Burberry’s commitment to becoming climate positive by 2040 is also an industry first, which it will achieve by reducing emissions by 46 per cent from its extended supply chain by 2030 and also investing in projects that restore natural ecosystems through its Regeneration Fund. Its packaging is now 40 per cent made from coffee cups that have had their plastic removed, ‘cupcycling’ 66 million cups.
Today, the Burberry website’s Beyond section displays these ambitious goals. ‘Sustainability is no longer a “niceto-have” for our consumers, but essential,’ says Julie. The brand also has a network of in-person sustainability champions among its retail associates in its stores, changing behaviour by questioning things like heating, air-conditioning and packaging.
The main message is to unite around a common objective and avoid different practices within the organisation, aligning product development and the supply chain to join Race to Zero.
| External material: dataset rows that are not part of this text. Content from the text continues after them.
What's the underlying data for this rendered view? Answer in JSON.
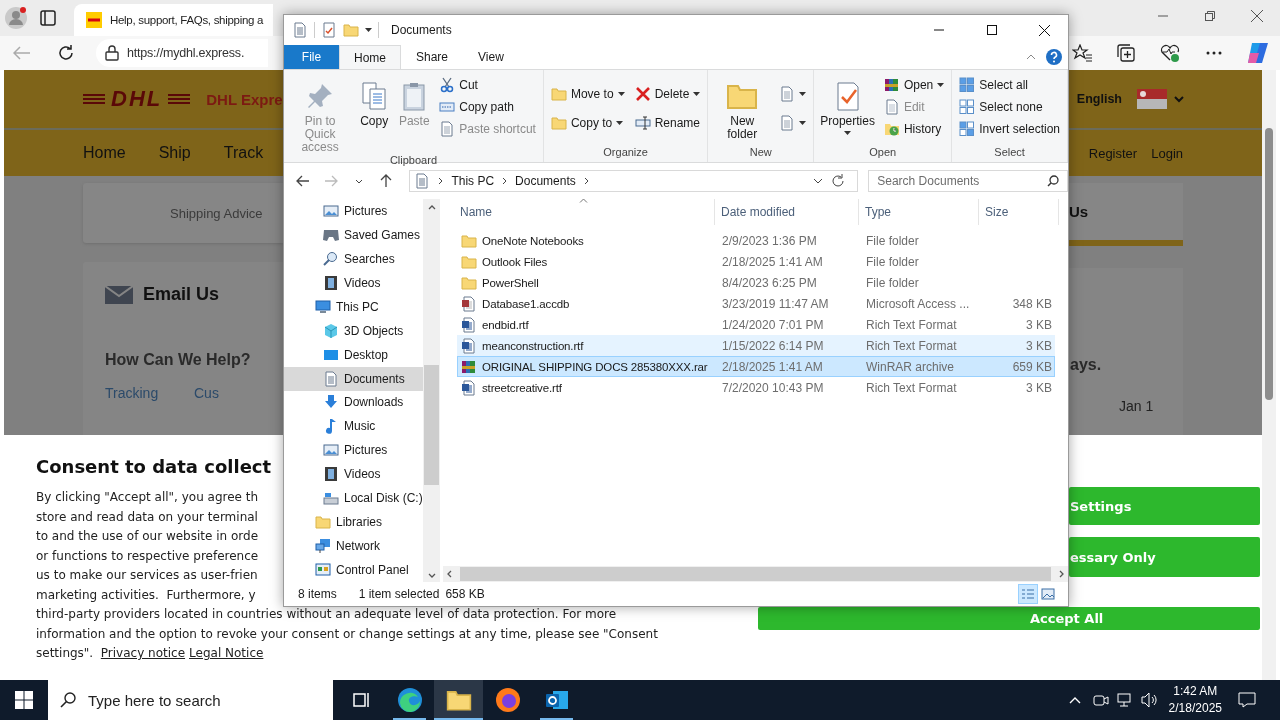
{
  "browser": {
    "tab": {
      "title": "Help, support, FAQs, shipping a"
    },
    "url": "https://mydhl.express."
  },
  "dhl_page": {
    "logo": "DHL",
    "brand": "DHL Expre",
    "language": "English",
    "nav": [
      "Home",
      "Ship",
      "Track"
    ],
    "account_links": [
      "Register",
      "Login"
    ],
    "shipping_advice": "Shipping Advice",
    "email_heading": "Email Us",
    "help_heading": "How Can We Help?",
    "help_links": [
      "Tracking",
      "Cus"
    ],
    "right_tab": "Us",
    "right_heading": "ays.",
    "right_date": "Jan 1"
  },
  "consent": {
    "title": "Consent to data collect",
    "text": "By clicking \"Accept all\", you agree th\nstore and read data on your terminal\nto and the use of our website in orde\nor functions to respective preference\nus to make our services as user-frien\nmarketing activities.  Furthermore, y\nthird-party providers located in countries without an adequate level of data protection. For more\ninformation and the option to revoke your consent or change settings at any time, please see \"Consent\nsettings\".  ",
    "links": [
      "Privacy notice",
      "Legal Notice"
    ],
    "buttons": [
      "Settings",
      "essary Only",
      "Accept All"
    ]
  },
  "explorer": {
    "title": "Documents",
    "ribbon_tabs": [
      {
        "label": "File",
        "kind": "file",
        "selected": false
      },
      {
        "label": "Home",
        "kind": "tab",
        "selected": true
      },
      {
        "label": "Share",
        "kind": "tab",
        "selected": false
      },
      {
        "label": "View",
        "kind": "tab",
        "selected": false
      }
    ],
    "ribbon_groups": [
      {
        "label": "Clipboard",
        "columns": [
          [
            {
              "label": "Pin to Quick access",
              "kind": "large",
              "disabled": true,
              "dropdown": false
            }
          ],
          [
            {
              "label": "Copy",
              "kind": "large",
              "disabled": false,
              "dropdown": false
            }
          ],
          [
            {
              "label": "Paste",
              "kind": "large",
              "disabled": true,
              "dropdown": false
            }
          ],
          [
            {
              "label": "Cut",
              "kind": "small",
              "disabled": false,
              "dropdown": false
            },
            {
              "label": "Copy path",
              "kind": "small",
              "disabled": false,
              "dropdown": false
            },
            {
              "label": "Paste shortcut",
              "kind": "small",
              "disabled": true,
              "dropdown": false
            }
          ]
        ]
      },
      {
        "label": "Organize",
        "columns": [
          [
            {
              "label": "Move to",
              "kind": "small",
              "disabled": false,
              "dropdown": true
            },
            {
              "label": "Copy to",
              "kind": "small",
              "disabled": false,
              "dropdown": true
            }
          ],
          [
            {
              "label": "Delete",
              "kind": "small",
              "disabled": false,
              "dropdown": true
            },
            {
              "label": "Rename",
              "kind": "small",
              "disabled": false,
              "dropdown": false
            }
          ]
        ]
      },
      {
        "label": "New",
        "columns": [
          [
            {
              "label": "New folder",
              "kind": "large",
              "disabled": false,
              "dropdown": false
            }
          ],
          [
            {
              "kind": "icon",
              "disabled": false,
              "dropdown": true
            },
            {
              "kind": "icon",
              "disabled": false,
              "dropdown": true
            }
          ]
        ]
      },
      {
        "label": "Open",
        "columns": [
          [
            {
              "label": "Properties",
              "kind": "large",
              "disabled": false,
              "dropdown": true
            }
          ],
          [
            {
              "label": "Open",
              "kind": "small",
              "disabled": false,
              "dropdown": true
            },
            {
              "label": "Edit",
              "kind": "small",
              "disabled": true,
              "dropdown": false
            },
            {
              "label": "History",
              "kind": "small",
              "disabled": false,
              "dropdown": false
            }
          ]
        ]
      },
      {
        "label": "Select",
        "columns": [
          [
            {
              "label": "Select all",
              "kind": "small",
              "disabled": false,
              "dropdown": false
            },
            {
              "label": "Select none",
              "kind": "small",
              "disabled": false,
              "dropdown": false
            },
            {
              "label": "Invert selection",
              "kind": "small",
              "disabled": false,
              "dropdown": false
            }
          ]
        ]
      }
    ],
    "path": [
      "This PC",
      "Documents"
    ],
    "search_placeholder": "Search Documents",
    "nav_pane": {
      "partial_children": [
        {
          "label": "Pictures",
          "selected": false
        },
        {
          "label": "Saved Games",
          "selected": false
        },
        {
          "label": "Searches",
          "selected": false
        },
        {
          "label": "Videos",
          "selected": false
        }
      ],
      "items": [
        {
          "label": "This PC",
          "selected": false,
          "children": [
            {
              "label": "3D Objects",
              "selected": false
            },
            {
              "label": "Desktop",
              "selected": false
            },
            {
              "label": "Documents",
              "selected": true
            },
            {
              "label": "Downloads",
              "selected": false
            },
            {
              "label": "Music",
              "selected": false
            },
            {
              "label": "Pictures",
              "selected": false
            },
            {
              "label": "Videos",
              "selected": false
            },
            {
              "label": "Local Disk (C:)",
              "selected": false
            }
          ]
        },
        {
          "label": "Libraries",
          "selected": false
        },
        {
          "label": "Network",
          "selected": false
        },
        {
          "label": "Control Panel",
          "selected": false
        }
      ]
    },
    "columns": [
      "Name",
      "Date modified",
      "Type",
      "Size"
    ],
    "files": [
      {
        "kind": "folder",
        "name": "OneNote Notebooks",
        "date": "2/9/2023 1:36 PM",
        "type": "File folder",
        "selected": false,
        "highlighted": false
      },
      {
        "kind": "folder",
        "name": "Outlook Files",
        "date": "2/18/2025 1:41 AM",
        "type": "File folder",
        "selected": false,
        "highlighted": false
      },
      {
        "kind": "folder",
        "name": "PowerShell",
        "date": "8/4/2023 6:25 PM",
        "type": "File folder",
        "selected": false,
        "highlighted": false
      },
      {
        "kind": "access",
        "name": "Database1.accdb",
        "date": "3/23/2019 11:47 AM",
        "type": "Microsoft Access ...",
        "size": "348 KB",
        "selected": false,
        "highlighted": false
      },
      {
        "kind": "rtf",
        "name": "endbid.rtf",
        "date": "1/24/2020 7:01 PM",
        "type": "Rich Text Format",
        "size": "3 KB",
        "selected": false,
        "highlighted": false
      },
      {
        "kind": "rtf",
        "name": "meanconstruction.rtf",
        "date": "1/15/2022 6:14 PM",
        "type": "Rich Text Format",
        "size": "3 KB",
        "selected": false,
        "highlighted": true
      },
      {
        "kind": "rar",
        "name": "ORIGINAL SHIPPING DOCS 285380XXX.rar",
        "date": "2/18/2025 1:41 AM",
        "type": "WinRAR archive",
        "size": "659 KB",
        "selected": true,
        "highlighted": false
      },
      {
        "kind": "rtf",
        "name": "streetcreative.rtf",
        "date": "7/2/2020 10:43 PM",
        "type": "Rich Text Format",
        "size": "3 KB",
        "selected": false,
        "highlighted": false
      }
    ],
    "status": {
      "count": "8 items",
      "selection": "1 item selected",
      "size": "658 KB"
    },
    "views": [
      {
        "selected": true
      },
      {
        "selected": false
      }
    ]
  },
  "taskbar": {
    "search_placeholder": "Type here to search",
    "apps": [
      {
        "selected": false,
        "running": false
      },
      {
        "selected": false,
        "running": true
      },
      {
        "selected": true,
        "running": true
      },
      {
        "selected": false,
        "running": false
      },
      {
        "selected": false,
        "running": true
      }
    ],
    "time": "1:42 AM",
    "date": "2/18/2025"
  }
}
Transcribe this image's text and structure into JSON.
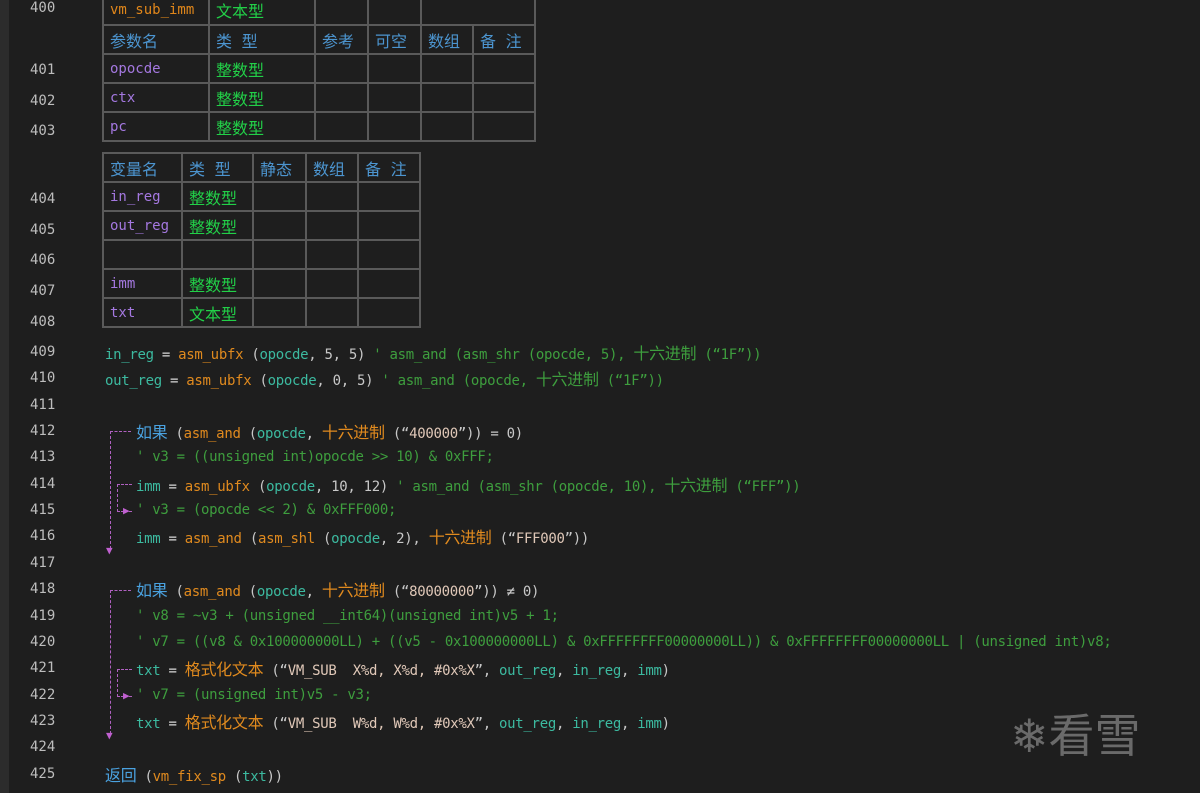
{
  "sub_table": {
    "name": "vm_sub_imm",
    "type": "文本型",
    "headers": [
      "参数名",
      "类 型",
      "参考",
      "可空",
      "数组",
      "备 注"
    ],
    "params": [
      {
        "name": "opocde",
        "type": "整数型"
      },
      {
        "name": "ctx",
        "type": "整数型"
      },
      {
        "name": "pc",
        "type": "整数型"
      }
    ]
  },
  "var_table": {
    "headers": [
      "变量名",
      "类 型",
      "静态",
      "数组",
      "备 注"
    ],
    "vars": [
      {
        "name": "in_reg",
        "type": "整数型"
      },
      {
        "name": "out_reg",
        "type": "整数型"
      },
      {
        "name": "",
        "type": ""
      },
      {
        "name": "imm",
        "type": "整数型"
      },
      {
        "name": "txt",
        "type": "文本型"
      }
    ]
  },
  "table_line_numbers": [
    "400",
    "401",
    "402",
    "403",
    "404",
    "405",
    "406",
    "407",
    "408"
  ],
  "code_lines": [
    {
      "num": "409",
      "tokens": [
        [
          "var",
          "in_reg"
        ],
        [
          "op",
          " = "
        ],
        [
          "fn",
          "asm_ubfx"
        ],
        [
          "pl",
          " ("
        ],
        [
          "var",
          "opocde"
        ],
        [
          "pl",
          ", 5, 5) "
        ],
        [
          "cm",
          "' asm_and (asm_shr (opocde, 5), "
        ],
        [
          "cmcn",
          "十六进制"
        ],
        [
          "cm",
          " (“1F”))"
        ]
      ]
    },
    {
      "num": "410",
      "tokens": [
        [
          "var",
          "out_reg"
        ],
        [
          "op",
          " = "
        ],
        [
          "fn",
          "asm_ubfx"
        ],
        [
          "pl",
          " ("
        ],
        [
          "var",
          "opocde"
        ],
        [
          "pl",
          ", 0, 5) "
        ],
        [
          "cm",
          "' asm_and (opocde, "
        ],
        [
          "cmcn",
          "十六进制"
        ],
        [
          "cm",
          " (“1F”))"
        ]
      ]
    },
    {
      "num": "411",
      "tokens": []
    },
    {
      "num": "412",
      "tokens": [
        [
          "kw",
          "如果"
        ],
        [
          "pl",
          " ("
        ],
        [
          "fn",
          "asm_and"
        ],
        [
          "pl",
          " ("
        ],
        [
          "var",
          "opocde"
        ],
        [
          "pl",
          ", "
        ],
        [
          "cn",
          "十六进制"
        ],
        [
          "pl",
          " (“"
        ],
        [
          "str",
          "400000"
        ],
        [
          "pl",
          "”)) = 0)"
        ]
      ]
    },
    {
      "num": "413",
      "tokens": [
        [
          "cm",
          "' v3 = ((unsigned int)opocde >> 10) & 0xFFF;"
        ]
      ]
    },
    {
      "num": "414",
      "tokens": [
        [
          "var",
          "imm"
        ],
        [
          "op",
          " = "
        ],
        [
          "fn",
          "asm_ubfx"
        ],
        [
          "pl",
          " ("
        ],
        [
          "var",
          "opocde"
        ],
        [
          "pl",
          ", 10, 12) "
        ],
        [
          "cm",
          "' asm_and (asm_shr (opocde, 10), "
        ],
        [
          "cmcn",
          "十六进制"
        ],
        [
          "cm",
          " (“FFF”))"
        ]
      ]
    },
    {
      "num": "415",
      "tokens": [
        [
          "cm",
          "' v3 = (opocde << 2) & 0xFFF000;"
        ]
      ]
    },
    {
      "num": "416",
      "tokens": [
        [
          "var",
          "imm"
        ],
        [
          "op",
          " = "
        ],
        [
          "fn",
          "asm_and"
        ],
        [
          "pl",
          " ("
        ],
        [
          "fn",
          "asm_shl"
        ],
        [
          "pl",
          " ("
        ],
        [
          "var",
          "opocde"
        ],
        [
          "pl",
          ", 2), "
        ],
        [
          "cn",
          "十六进制"
        ],
        [
          "pl",
          " (“"
        ],
        [
          "str",
          "FFF000"
        ],
        [
          "pl",
          "”))"
        ]
      ]
    },
    {
      "num": "417",
      "tokens": []
    },
    {
      "num": "418",
      "tokens": [
        [
          "kw",
          "如果"
        ],
        [
          "pl",
          " ("
        ],
        [
          "fn",
          "asm_and"
        ],
        [
          "pl",
          " ("
        ],
        [
          "var",
          "opocde"
        ],
        [
          "pl",
          ", "
        ],
        [
          "cn",
          "十六进制"
        ],
        [
          "pl",
          " (“"
        ],
        [
          "str",
          "80000000"
        ],
        [
          "pl",
          "”)) ≠ 0)"
        ]
      ]
    },
    {
      "num": "419",
      "tokens": [
        [
          "cm",
          "' v8 = ~v3 + (unsigned __int64)(unsigned int)v5 + 1;"
        ]
      ]
    },
    {
      "num": "420",
      "tokens": [
        [
          "cm",
          "' v7 = ((v8 & 0x100000000LL) + ((v5 - 0x100000000LL) & 0xFFFFFFFF00000000LL)) & 0xFFFFFFFF00000000LL | (unsigned int)v8;"
        ]
      ]
    },
    {
      "num": "421",
      "tokens": [
        [
          "var",
          "txt"
        ],
        [
          "op",
          " = "
        ],
        [
          "cn",
          "格式化文本"
        ],
        [
          "pl",
          " (“"
        ],
        [
          "str",
          "VM_SUB  X%d, X%d, #0x%X"
        ],
        [
          "pl",
          "”, "
        ],
        [
          "var",
          "out_reg"
        ],
        [
          "pl",
          ", "
        ],
        [
          "var",
          "in_reg"
        ],
        [
          "pl",
          ", "
        ],
        [
          "var",
          "imm"
        ],
        [
          "pl",
          ")"
        ]
      ]
    },
    {
      "num": "422",
      "tokens": [
        [
          "cm",
          "' v7 = (unsigned int)v5 - v3;"
        ]
      ]
    },
    {
      "num": "423",
      "tokens": [
        [
          "var",
          "txt"
        ],
        [
          "op",
          " = "
        ],
        [
          "cn",
          "格式化文本"
        ],
        [
          "pl",
          " (“"
        ],
        [
          "str",
          "VM_SUB  W%d, W%d, #0x%X"
        ],
        [
          "pl",
          "”, "
        ],
        [
          "var",
          "out_reg"
        ],
        [
          "pl",
          ", "
        ],
        [
          "var",
          "in_reg"
        ],
        [
          "pl",
          ", "
        ],
        [
          "var",
          "imm"
        ],
        [
          "pl",
          ")"
        ]
      ]
    },
    {
      "num": "424",
      "tokens": []
    },
    {
      "num": "425",
      "tokens": [
        [
          "kw",
          "返回"
        ],
        [
          "pl",
          " ("
        ],
        [
          "fn",
          "vm_fix_sp"
        ],
        [
          "pl",
          " ("
        ],
        [
          "var",
          "txt"
        ],
        [
          "pl",
          "))"
        ]
      ]
    }
  ],
  "watermark": "看雪",
  "colors": {
    "background": "#1e1e1e",
    "flow_line": "#b060c0",
    "type": "#22d048",
    "header": "#4c95d0"
  }
}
Julie’s approach, to encourage others, was broad cross-industry engagement, co-chairing Accounting for Sustainability, supported by the Prince of Wales’s charitable organisation and the UN Framework Convention on Climate Change.
Another challenge that Burberry addressed head on in 2018 was immediately finding solutions for unsaleable products and waste. It stopped destroying them with immediate effect. ‘We quickly took a stand, which was possible because we’d already identified waste as a focus in our 2017 Responsibility strategy,’ says Julie. ‘We are still the only luxury brand to have made this commitment. When we buy products, we examine their lifecycle and demand. We’re always seeking innovative solutions and now any unsold product is reused, recycled or donated to fashion schools, design centres or charities like Smart Works.
‘I’m so proud of our progress. Our operations were 92 per cent carbon neutral in 2019, up 88 per cent since 2017. Next year, we’ll have 100 per cent renewable energy – we’re already at 93 per cent. We’ve upped our 30 per cent target for our Scope 3 supply chain emissions from 30 per cent to 46 per cent by 2040. We’re aiming for all products to have at least one positive attribute by 2022.’
A ‘positive attribute’ guarantees social or environmental improvement through raw material sourcing or manufacturing. Take Burberry’s Econyl trench, made from recycled fishing nets and ocean plastics. ‘It still has to look and feel great,’ Julie points out. Burberry now offers its world-renowned trenches a luxury aftercare and re-proofing service. ‘The luxury industry must make a difference where it can,’ Julie says, ‘because the planet is our most valuable asset.’www.burberry.com